> _WORK TO BE COMPLETED_
Give only the number of lines below that contain the word "data".

> _GIVEN RECORDS_
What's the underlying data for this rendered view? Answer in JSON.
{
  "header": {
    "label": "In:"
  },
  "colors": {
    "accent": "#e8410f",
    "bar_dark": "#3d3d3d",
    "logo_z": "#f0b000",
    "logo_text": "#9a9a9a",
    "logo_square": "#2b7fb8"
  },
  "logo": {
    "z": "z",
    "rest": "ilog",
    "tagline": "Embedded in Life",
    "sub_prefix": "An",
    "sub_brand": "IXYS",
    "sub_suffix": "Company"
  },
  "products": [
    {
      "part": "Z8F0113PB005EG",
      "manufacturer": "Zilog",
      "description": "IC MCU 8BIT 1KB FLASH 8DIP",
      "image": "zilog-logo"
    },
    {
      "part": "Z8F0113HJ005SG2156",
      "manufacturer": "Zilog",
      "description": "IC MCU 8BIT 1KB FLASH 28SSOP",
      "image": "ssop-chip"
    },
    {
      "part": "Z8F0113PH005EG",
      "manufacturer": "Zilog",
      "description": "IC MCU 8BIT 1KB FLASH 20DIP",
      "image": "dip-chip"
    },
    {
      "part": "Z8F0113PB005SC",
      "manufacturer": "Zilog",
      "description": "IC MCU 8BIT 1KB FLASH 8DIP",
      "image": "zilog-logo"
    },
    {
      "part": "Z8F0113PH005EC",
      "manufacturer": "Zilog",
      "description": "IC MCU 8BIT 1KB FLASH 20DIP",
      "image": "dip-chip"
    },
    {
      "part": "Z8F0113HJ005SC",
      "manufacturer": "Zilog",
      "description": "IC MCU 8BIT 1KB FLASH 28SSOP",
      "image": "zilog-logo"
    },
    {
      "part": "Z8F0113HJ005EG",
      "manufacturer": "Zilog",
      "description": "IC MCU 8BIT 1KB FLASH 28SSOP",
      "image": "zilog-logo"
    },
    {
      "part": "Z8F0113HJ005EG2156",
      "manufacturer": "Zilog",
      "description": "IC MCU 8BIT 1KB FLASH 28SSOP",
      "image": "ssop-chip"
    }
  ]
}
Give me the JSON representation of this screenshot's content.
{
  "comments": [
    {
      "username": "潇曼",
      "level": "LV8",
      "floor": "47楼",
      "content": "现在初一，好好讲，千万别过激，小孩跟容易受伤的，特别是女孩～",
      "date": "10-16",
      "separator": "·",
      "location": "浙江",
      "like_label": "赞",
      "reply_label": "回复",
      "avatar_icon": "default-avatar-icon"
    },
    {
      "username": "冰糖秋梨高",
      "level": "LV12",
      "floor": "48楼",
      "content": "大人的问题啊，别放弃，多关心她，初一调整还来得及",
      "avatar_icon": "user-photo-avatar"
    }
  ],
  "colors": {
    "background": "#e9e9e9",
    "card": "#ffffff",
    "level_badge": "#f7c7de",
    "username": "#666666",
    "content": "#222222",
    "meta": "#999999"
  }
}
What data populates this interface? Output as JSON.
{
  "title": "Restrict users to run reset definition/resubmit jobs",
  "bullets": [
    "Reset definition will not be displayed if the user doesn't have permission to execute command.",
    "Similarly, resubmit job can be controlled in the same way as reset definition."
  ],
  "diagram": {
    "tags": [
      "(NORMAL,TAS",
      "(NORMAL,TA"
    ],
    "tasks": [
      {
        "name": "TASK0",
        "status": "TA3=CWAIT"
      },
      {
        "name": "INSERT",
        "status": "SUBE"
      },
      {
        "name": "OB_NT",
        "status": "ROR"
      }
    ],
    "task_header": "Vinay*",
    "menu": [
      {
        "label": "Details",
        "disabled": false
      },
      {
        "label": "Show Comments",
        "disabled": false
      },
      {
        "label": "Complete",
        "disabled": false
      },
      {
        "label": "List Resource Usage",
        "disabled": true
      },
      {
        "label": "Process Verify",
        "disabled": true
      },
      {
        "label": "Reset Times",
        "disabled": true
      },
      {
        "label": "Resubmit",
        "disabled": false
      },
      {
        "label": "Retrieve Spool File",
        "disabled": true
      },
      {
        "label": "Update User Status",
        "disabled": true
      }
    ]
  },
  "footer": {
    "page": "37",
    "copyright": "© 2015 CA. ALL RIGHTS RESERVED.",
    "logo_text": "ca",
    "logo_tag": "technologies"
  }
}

> _RESPONSE FOR THIS EXERCISE_
2